Below are the records; copy out every line that holds the word "JSON".

(Entries shown Opens)

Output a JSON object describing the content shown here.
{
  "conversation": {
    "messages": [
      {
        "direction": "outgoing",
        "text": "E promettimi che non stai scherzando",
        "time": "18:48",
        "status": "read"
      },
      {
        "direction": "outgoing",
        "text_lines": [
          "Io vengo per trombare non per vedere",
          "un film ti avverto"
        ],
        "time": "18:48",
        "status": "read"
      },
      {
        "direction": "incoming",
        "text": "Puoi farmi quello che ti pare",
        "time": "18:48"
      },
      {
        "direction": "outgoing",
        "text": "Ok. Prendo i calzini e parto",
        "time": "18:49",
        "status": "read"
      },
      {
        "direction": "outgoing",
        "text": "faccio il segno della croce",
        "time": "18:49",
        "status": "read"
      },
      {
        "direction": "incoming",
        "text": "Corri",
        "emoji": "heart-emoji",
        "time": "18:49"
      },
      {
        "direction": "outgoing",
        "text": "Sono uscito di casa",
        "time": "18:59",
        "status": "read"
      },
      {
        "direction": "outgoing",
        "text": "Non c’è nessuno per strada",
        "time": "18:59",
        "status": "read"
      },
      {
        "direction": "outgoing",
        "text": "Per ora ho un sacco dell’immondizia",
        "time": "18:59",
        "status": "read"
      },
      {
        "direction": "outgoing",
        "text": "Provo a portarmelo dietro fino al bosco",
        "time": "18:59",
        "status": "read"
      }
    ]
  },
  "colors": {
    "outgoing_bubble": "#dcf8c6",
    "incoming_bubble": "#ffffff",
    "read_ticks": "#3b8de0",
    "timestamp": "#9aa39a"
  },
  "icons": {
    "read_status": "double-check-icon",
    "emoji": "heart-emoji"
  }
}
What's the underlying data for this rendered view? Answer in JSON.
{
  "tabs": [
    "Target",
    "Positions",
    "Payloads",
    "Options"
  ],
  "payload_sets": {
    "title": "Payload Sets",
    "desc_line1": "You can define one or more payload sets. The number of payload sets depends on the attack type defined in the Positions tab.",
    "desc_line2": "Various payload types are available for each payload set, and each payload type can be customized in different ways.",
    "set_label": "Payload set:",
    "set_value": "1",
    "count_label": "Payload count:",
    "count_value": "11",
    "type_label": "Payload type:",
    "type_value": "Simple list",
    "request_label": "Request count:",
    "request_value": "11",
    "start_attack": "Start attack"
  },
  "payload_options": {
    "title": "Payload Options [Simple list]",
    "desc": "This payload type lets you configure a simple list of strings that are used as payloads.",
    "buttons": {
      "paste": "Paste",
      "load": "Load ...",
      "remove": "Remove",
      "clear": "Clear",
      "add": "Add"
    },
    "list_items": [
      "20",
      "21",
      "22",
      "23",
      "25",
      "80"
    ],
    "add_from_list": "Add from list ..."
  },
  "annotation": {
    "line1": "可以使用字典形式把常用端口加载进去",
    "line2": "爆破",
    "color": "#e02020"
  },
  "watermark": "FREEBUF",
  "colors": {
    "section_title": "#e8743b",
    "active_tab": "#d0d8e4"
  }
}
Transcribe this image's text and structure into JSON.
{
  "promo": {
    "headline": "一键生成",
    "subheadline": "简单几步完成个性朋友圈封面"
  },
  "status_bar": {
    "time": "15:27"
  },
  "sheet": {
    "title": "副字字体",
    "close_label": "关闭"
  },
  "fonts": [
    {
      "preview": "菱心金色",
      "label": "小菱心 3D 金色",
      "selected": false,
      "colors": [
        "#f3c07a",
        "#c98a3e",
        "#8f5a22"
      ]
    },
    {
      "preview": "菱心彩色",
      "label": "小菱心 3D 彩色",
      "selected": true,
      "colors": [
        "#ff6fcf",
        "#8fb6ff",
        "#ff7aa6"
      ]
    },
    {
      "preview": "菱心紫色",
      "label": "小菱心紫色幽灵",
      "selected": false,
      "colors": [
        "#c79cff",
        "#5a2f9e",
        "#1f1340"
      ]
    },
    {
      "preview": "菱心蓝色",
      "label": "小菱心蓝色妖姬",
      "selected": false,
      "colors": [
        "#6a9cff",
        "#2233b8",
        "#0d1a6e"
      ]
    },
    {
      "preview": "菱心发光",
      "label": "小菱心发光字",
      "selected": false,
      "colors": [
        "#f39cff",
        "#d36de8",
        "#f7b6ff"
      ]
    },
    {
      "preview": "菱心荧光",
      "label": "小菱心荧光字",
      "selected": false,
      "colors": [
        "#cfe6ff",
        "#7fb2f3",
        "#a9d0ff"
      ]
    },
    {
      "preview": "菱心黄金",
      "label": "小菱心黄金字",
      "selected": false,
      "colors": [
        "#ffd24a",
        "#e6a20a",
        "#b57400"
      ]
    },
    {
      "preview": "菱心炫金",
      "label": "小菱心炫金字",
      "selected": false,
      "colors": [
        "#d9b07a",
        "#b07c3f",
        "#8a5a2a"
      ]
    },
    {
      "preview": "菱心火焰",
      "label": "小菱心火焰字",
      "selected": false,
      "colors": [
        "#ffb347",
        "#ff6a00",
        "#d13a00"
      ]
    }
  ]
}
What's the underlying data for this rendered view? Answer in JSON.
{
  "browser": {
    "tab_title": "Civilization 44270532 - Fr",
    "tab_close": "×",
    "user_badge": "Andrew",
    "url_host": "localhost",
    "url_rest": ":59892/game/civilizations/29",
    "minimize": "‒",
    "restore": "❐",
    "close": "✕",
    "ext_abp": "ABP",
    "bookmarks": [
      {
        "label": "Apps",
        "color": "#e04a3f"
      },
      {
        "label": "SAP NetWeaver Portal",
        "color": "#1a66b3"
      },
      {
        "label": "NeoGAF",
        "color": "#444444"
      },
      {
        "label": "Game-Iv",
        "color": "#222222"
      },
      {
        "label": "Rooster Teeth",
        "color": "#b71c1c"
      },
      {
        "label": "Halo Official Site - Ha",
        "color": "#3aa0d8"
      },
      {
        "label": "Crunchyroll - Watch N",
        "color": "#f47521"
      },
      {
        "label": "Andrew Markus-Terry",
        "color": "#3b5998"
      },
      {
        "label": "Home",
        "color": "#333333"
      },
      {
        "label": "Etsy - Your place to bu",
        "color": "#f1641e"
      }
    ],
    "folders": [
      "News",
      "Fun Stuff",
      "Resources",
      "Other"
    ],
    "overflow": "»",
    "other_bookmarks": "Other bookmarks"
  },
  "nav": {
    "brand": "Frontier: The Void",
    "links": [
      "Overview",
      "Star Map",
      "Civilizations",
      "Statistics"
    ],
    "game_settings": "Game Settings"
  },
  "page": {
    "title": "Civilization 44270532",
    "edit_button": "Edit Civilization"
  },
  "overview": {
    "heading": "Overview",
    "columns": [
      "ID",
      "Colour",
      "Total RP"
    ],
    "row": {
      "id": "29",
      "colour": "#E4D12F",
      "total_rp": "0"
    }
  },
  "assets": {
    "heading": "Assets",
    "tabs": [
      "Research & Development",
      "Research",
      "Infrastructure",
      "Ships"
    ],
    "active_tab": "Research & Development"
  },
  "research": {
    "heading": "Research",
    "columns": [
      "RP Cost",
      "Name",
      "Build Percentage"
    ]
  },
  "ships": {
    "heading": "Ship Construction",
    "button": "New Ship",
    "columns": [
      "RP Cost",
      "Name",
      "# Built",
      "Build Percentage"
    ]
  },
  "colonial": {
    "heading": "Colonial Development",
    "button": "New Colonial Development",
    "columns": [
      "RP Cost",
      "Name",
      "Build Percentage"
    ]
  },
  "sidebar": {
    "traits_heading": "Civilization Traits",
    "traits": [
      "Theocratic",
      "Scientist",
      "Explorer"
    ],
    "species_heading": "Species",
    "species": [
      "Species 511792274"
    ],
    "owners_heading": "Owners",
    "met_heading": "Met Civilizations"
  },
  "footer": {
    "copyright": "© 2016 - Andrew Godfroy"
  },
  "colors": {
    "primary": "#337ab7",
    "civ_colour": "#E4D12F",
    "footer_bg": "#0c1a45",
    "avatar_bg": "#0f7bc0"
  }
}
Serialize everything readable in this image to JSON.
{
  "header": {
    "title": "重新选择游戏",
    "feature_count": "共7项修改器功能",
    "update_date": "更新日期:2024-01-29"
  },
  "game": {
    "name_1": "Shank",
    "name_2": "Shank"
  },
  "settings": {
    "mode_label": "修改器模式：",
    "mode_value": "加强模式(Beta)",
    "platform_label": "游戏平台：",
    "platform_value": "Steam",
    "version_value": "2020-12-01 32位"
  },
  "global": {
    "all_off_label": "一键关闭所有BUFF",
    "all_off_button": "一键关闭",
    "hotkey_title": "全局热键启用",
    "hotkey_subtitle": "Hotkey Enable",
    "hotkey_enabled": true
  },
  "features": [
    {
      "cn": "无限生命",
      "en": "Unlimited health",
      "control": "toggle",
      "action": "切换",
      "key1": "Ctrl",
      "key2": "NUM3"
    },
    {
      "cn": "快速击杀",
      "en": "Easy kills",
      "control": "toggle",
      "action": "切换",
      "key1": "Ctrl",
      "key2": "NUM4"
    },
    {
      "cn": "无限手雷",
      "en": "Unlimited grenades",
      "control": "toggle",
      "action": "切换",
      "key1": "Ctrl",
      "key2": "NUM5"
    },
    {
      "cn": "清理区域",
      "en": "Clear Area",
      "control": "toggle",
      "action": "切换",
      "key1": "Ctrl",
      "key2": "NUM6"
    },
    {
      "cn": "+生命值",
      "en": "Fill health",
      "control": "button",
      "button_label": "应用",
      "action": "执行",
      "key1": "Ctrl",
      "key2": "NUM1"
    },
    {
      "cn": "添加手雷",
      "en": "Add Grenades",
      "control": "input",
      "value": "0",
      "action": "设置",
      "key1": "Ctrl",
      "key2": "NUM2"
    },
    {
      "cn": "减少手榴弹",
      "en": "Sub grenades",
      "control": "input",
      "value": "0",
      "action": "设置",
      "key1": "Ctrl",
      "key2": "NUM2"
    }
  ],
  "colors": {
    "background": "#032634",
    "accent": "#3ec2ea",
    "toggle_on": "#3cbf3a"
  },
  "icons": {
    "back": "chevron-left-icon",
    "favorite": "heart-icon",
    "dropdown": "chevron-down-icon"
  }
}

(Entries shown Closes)

▸ **Task answer**:
Output a JSON object describing the content shown here.
What's the underlying data for this rendered view? Answer in JSON.
Transcribe this image's text and structure into JSON.
What's the underlying data for this rendered view? Answer in JSON.
Serialize everything readable in this image to JSON.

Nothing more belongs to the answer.